Copy every line of the records that includes the word "Poland".

Dataset records:
■ ■ ■ ■

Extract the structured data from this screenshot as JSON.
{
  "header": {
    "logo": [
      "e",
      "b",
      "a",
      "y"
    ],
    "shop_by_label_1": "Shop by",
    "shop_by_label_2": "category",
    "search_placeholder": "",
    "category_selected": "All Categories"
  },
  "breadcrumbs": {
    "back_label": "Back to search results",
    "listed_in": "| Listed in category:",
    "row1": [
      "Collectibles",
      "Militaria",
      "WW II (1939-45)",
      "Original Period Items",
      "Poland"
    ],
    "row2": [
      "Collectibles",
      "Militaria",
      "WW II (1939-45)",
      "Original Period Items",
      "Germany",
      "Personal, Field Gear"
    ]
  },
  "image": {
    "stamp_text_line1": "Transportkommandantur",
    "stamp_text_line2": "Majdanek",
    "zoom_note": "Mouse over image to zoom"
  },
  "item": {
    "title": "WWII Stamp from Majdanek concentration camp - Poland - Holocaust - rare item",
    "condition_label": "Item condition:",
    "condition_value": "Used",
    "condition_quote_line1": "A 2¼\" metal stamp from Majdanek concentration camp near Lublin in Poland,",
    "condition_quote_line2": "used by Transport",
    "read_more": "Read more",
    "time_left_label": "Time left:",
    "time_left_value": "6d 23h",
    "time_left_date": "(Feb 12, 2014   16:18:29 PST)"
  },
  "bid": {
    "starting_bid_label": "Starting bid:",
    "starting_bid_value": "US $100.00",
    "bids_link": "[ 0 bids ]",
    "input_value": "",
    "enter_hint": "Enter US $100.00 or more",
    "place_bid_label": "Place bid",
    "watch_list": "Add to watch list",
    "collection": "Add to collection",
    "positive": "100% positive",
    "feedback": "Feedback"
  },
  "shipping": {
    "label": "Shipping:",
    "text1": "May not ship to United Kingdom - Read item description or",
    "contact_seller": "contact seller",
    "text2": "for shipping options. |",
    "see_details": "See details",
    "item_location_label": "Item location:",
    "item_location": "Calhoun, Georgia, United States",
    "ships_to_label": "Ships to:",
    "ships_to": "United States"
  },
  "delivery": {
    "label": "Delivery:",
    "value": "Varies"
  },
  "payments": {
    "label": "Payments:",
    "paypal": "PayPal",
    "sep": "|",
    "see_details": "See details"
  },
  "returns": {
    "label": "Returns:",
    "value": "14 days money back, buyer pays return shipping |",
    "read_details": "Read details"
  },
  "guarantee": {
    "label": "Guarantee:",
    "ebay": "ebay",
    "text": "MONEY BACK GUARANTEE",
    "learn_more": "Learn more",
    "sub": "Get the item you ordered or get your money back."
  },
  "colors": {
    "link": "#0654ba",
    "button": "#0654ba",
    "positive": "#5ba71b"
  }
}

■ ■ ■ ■

Problem solution:
      "Poland"
    "title": "WWII Stamp from Majdanek concentration camp - Poland - Holocaust - rare item",
    "condition_quote_line1": "A 2¼\" metal stamp from Majdanek concentration camp near Lublin in Poland,",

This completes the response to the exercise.